Danspace Project and BRIC Studio will present
the second installment of "Out of Space" at BRIC Studio
on May 14 and May 15. The series is curated by Marya Wethers,
who works out of the Danspace headquarters in Manhattan’s St.
Mark’s Church, and features innovative work performed by a number
of emerging female dancers and choreographers.
"I wanted to give emerging choreographers the opportunity to be seen in smaller settings and promote independent modern dance," Wethers told GO Brooklyn. "Women of color was definitely something that was important to me, and queer artists as well."
Ron Brown/EVIDENCE dancer Shani Collins will perform her solo work, "But Some of Us Are Brave," set to the Nina Simone song "Images" about "a brown woman who doesn’t know her glory," said Collins.
The piece is informed by the concept of rape, both physical and cultural, as well as migration, movement and the raw energy of nature, said Collins. It has also been influenced by the African Yoruba religion in which deities known as "Orishas" are personified aspects of nature and spirit. (Thus Oshun represents love and sexual energy, and Yemaya is the ocean and one who protects.)
The work was inspired by the documentary video, "Quiet as it’s kept," created by her younger sister, Phakiso Collins, and will be accompanied by Bobby Scott singing "Images" live.
Collins, who lives in Flatbush, says she’s happy to be performing at BRIC because she’s "looking forward to seeing what everybody’s creating."
Yanira Castro, 32, who formed her own company in 1997, will perform "Verano," a duet, with company member Nancy Ellis. The piece comes from a larger work performed in 2002 at the old American Can factory in Gowanus at Third Street and Third Avenue.
"The project used the four seasons as an abstract expression of a love affair," said Castro. "Verano represents the sexual side. It’s kind of like being on a beach. It’s hot on the beach, but there’s also the heat of sexual activity." Both dancers will wear only the bottoms of bathing suits.
Castro has choreographed the dance for two women moving separately but in unison.
"It’s like they are each dancing without partners," said Castro.
Although the piece was originally site-specific, Castro believes it can be effective wherever it is performed.
"I make dances that can stand on their own, although the site enhances the pieces," she said.
Site-specific work "can be quite difficult in Manhattan," said Castro, which is one of the reasons she welcomes the opportunity of working in Brooklyn.

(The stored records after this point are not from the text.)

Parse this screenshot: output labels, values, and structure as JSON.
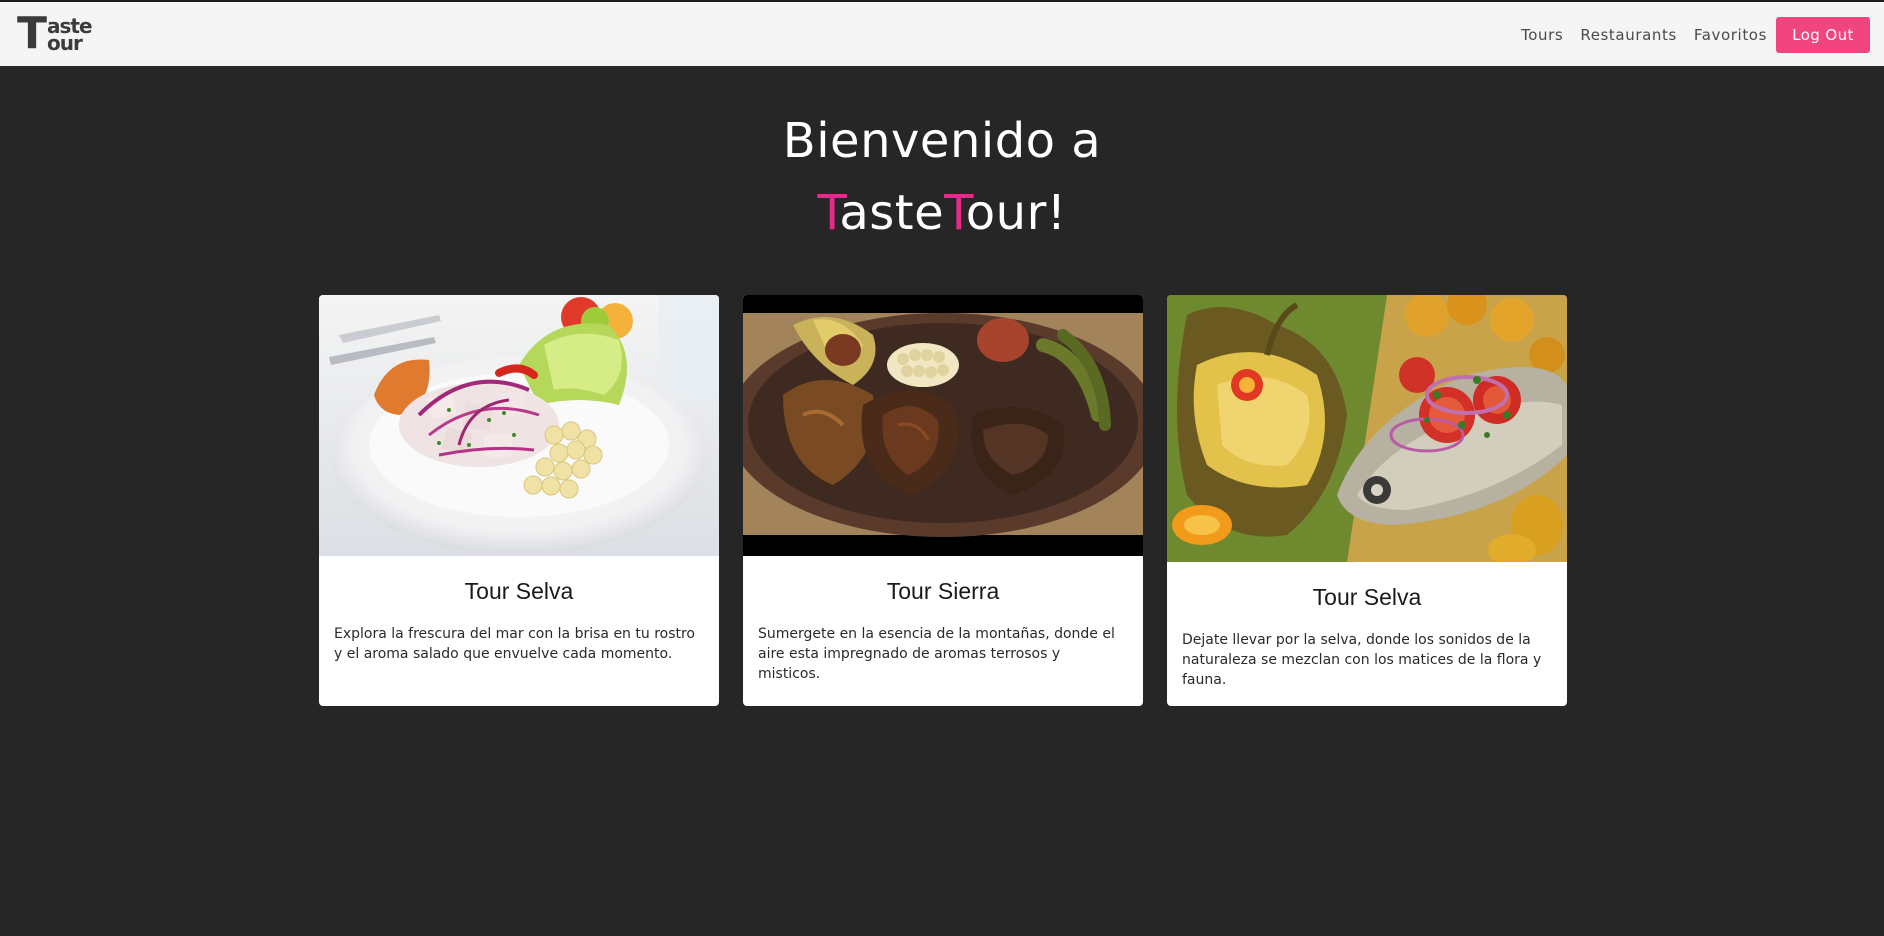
{
  "navbar": {
    "logo": {
      "big_letter": "T",
      "top_text": "aste",
      "bottom_text": "our"
    },
    "links": [
      "Tours",
      "Restaurants",
      "Favoritos"
    ],
    "logout_label": "Log Out"
  },
  "hero": {
    "line1": "Bienvenido a",
    "line2_parts": [
      "T",
      "aste",
      "T",
      "our!"
    ]
  },
  "cards": [
    {
      "title": "Tour Selva",
      "description": "Explora la frescura del mar con la brisa en tu rostro y el aroma salado que envuelve cada momento."
    },
    {
      "title": "Tour Sierra",
      "description": "Sumergete en la esencia de la montañas, donde el aire esta impregnado de aromas terrosos y misticos."
    },
    {
      "title": "Tour Selva",
      "description": "Dejate llevar por la selva, donde los sonidos de la naturaleza se mezclan con los matices de la flora y fauna."
    }
  ],
  "colors": {
    "background": "#262626",
    "navbar": "#f5f5f5",
    "accent_pink": "#e8288d",
    "logout_button": "#f0457f"
  }
}
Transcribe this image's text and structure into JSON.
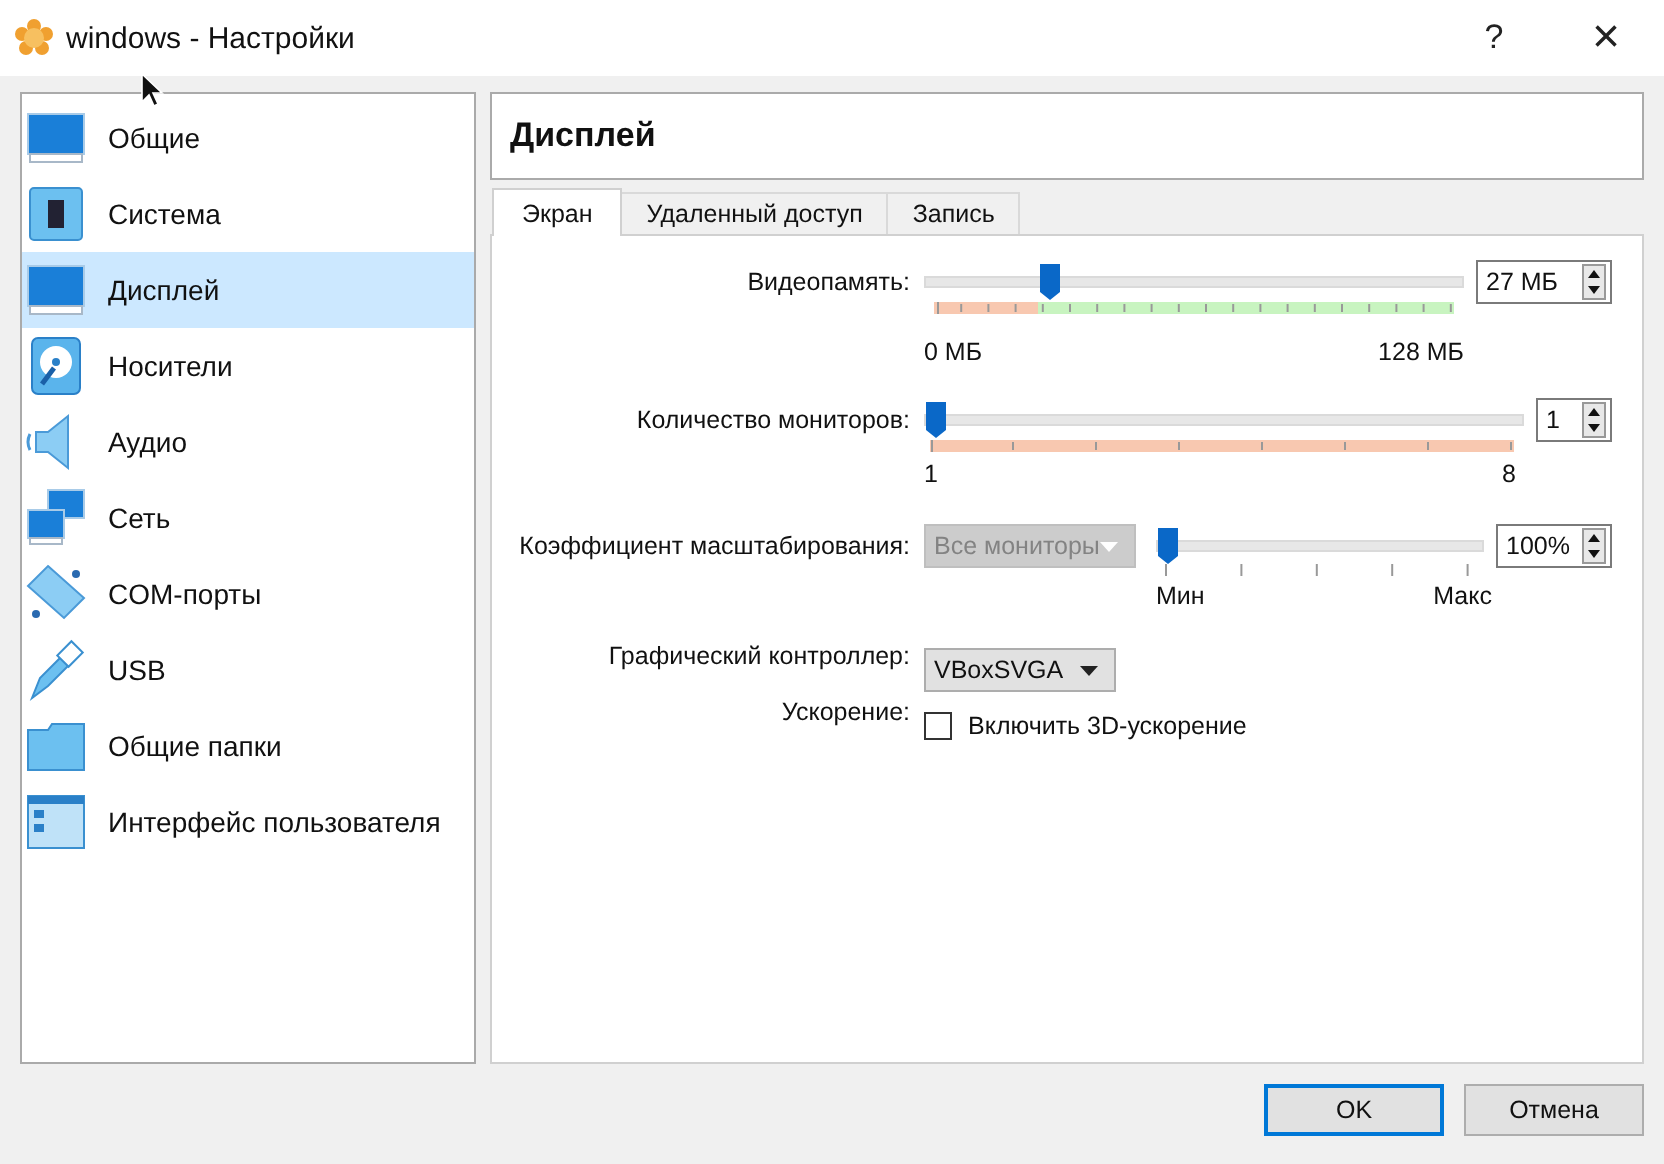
{
  "window": {
    "title": "windows - Настройки",
    "help": "?",
    "close": "×"
  },
  "sidebar": {
    "items": [
      {
        "label": "Общие",
        "selected": false
      },
      {
        "label": "Система",
        "selected": false
      },
      {
        "label": "Дисплей",
        "selected": true
      },
      {
        "label": "Носители",
        "selected": false
      },
      {
        "label": "Аудио",
        "selected": false
      },
      {
        "label": "Сеть",
        "selected": false
      },
      {
        "label": "COM-порты",
        "selected": false
      },
      {
        "label": "USB",
        "selected": false
      },
      {
        "label": "Общие папки",
        "selected": false
      },
      {
        "label": "Интерфейс пользователя",
        "selected": false
      }
    ]
  },
  "page": {
    "title": "Дисплей"
  },
  "tabs": [
    {
      "label": "Экран",
      "selected": true
    },
    {
      "label": "Удаленный доступ",
      "selected": false
    },
    {
      "label": "Запись",
      "selected": false
    }
  ],
  "video_memory": {
    "label": "Видеопамять:",
    "level": 0.22,
    "value": "27 МБ",
    "min_label": "0 МБ",
    "max_label": "128 МБ"
  },
  "monitors": {
    "label": "Количество мониторов:",
    "level": 0,
    "value": "1",
    "min_label": "1",
    "max_label": "8"
  },
  "scale": {
    "label": "Коэффициент масштабирования:",
    "dropdown": {
      "value": "Все мониторы",
      "disabled": true
    },
    "level": 0,
    "value": "100%",
    "min_label": "Мин",
    "max_label": "Макс"
  },
  "controller": {
    "label": "Графический контроллер:",
    "value": "VBoxSVGA"
  },
  "acceleration": {
    "label": "Ускорение:",
    "checkbox_label": "Включить 3D-ускорение",
    "checked": false
  },
  "buttons": [
    {
      "label": "OK",
      "default": true
    },
    {
      "label": "Отмена",
      "default": false
    }
  ]
}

Her company is currently creating a site-specific project, "Beacon," which will premiere in January 2005 at the Brooklyn Lyceum.
"Brooklyn is where people are experimenting - going out and being bolder," said Castro. "It’s a slightly younger crowd."
Zoe Klein, a dancer, acrobat and lighting designer (she is a technical director at both Brooklyn Arts Exchange and Danspace Project), will perform "Desire Is Illegal," a sensuous dance journey that takes a personal look at coping with loss. The piece, which incorporates vocals by Saria Young and music by Nightmares on Wax, uses movement, text and a heaping bin of chocolate kisses to demonstrate how memory is distorted into fantasy and pleasure is punished.
Nilaja Richards, aka Diva, is a breakdance artist who has choreographed for various hip-hop groups in the tri-state area. She describes her style as modern funk, a fusion of house, hip-hop, modern and street funk. She will perform "Bboybitchd
Sarah Van’t Hull’s "Caught," performed around a stool, is about contained tension and emotionally based movement expressed through the torso.
Wethers is particularly pleased to be back at BRIC.
"The setup of the space is interesting and enjoyable - cabaret-style and casual," she said. "In standard theaters the audience is restricted to seats. Here people can get up and buy a glass of wine or beer at the concession during the show. I really like that kind of setup."
"Out of Space" will be performed at BRIC Studio [57 Rockwell Place, second floor, at Fulton Street in Fort Greene] on May 14 and May 15 at 8 pm. Tickets are $10, $8 students. For more information, call (718) 855-7882, ext. 53 or visit www.bricstudio.org.